*Task item*
For the word "Cookies", tally the lines of the data that contain it and give the tally alone.

*Provided data*
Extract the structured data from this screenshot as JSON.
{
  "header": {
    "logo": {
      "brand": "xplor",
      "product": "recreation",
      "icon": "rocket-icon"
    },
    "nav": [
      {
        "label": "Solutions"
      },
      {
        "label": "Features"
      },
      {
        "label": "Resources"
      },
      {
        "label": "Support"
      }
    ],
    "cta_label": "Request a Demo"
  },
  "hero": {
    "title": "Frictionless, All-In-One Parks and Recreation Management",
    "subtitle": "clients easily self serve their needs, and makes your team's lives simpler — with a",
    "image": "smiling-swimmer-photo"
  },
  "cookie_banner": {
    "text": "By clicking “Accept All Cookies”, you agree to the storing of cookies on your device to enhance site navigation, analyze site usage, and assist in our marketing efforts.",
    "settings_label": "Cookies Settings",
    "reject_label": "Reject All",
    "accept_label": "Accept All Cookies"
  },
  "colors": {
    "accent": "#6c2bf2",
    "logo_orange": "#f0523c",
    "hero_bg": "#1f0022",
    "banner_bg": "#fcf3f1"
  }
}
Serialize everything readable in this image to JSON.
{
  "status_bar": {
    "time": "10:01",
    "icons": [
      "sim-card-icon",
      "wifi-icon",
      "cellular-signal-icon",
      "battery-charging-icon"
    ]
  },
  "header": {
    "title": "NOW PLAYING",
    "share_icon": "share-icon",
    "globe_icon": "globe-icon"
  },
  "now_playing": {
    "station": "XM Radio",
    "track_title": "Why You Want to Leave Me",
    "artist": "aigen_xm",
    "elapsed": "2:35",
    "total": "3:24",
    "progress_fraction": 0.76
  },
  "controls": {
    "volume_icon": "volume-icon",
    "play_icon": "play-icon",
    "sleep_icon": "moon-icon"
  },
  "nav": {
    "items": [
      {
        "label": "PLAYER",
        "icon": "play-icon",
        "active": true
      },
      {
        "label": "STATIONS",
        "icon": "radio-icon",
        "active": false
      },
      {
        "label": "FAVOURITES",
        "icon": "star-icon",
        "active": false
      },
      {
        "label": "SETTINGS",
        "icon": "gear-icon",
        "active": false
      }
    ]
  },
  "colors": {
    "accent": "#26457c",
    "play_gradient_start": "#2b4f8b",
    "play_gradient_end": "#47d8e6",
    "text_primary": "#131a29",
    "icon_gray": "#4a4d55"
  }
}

*Task solution*
3